(Saved entries)
>>>>>
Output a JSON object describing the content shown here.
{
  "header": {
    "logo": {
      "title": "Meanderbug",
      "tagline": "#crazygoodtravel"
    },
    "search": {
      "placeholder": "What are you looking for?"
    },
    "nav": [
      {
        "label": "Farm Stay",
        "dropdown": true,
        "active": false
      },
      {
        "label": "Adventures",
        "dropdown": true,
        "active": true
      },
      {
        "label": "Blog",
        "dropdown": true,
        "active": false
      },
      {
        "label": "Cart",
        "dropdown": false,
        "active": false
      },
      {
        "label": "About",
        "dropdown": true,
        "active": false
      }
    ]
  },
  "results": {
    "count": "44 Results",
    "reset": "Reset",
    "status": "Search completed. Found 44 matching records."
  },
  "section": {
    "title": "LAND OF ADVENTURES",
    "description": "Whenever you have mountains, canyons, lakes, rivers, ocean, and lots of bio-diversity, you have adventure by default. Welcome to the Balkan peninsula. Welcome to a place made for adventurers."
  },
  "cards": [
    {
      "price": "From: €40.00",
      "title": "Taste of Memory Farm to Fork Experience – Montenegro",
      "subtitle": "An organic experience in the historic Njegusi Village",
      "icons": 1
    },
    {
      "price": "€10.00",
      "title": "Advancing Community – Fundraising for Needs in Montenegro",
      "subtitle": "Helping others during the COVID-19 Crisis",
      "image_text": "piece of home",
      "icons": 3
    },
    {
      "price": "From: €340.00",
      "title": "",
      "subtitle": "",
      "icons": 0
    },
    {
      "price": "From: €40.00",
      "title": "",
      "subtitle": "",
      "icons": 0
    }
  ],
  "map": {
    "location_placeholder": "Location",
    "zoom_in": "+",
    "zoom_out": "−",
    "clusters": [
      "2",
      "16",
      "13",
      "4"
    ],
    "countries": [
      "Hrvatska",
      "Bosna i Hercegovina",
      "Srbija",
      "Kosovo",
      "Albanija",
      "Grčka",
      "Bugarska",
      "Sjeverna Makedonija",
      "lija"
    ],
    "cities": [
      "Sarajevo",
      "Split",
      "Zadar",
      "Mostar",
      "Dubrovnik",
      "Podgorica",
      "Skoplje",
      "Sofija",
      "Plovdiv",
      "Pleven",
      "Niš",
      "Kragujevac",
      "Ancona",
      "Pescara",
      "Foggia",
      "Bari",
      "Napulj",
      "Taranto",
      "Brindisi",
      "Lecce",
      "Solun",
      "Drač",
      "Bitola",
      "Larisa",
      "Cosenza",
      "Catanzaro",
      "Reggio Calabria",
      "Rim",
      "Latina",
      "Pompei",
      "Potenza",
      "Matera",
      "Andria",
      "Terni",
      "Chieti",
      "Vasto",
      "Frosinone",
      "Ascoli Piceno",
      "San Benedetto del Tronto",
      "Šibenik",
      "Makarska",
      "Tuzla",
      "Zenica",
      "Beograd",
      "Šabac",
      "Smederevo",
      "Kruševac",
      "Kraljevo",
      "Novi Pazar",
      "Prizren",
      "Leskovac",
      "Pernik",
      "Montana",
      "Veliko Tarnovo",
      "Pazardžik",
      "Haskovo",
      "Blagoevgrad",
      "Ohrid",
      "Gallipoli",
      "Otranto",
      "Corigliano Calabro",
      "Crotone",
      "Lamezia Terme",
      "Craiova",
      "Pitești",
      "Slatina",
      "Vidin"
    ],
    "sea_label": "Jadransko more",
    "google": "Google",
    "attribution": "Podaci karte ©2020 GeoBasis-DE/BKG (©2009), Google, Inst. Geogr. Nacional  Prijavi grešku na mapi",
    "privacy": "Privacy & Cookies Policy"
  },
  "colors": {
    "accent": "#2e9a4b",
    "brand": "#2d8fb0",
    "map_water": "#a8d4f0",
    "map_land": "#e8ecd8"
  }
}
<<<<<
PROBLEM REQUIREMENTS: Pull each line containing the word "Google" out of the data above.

ANSWER FOR THE TASK:
    "google": "Google",
    "attribution": "Podaci karte ©2020 GeoBasis-DE/BKG (©2009), Google, Inst. Geogr. Nacional  Prijavi grešku na mapi",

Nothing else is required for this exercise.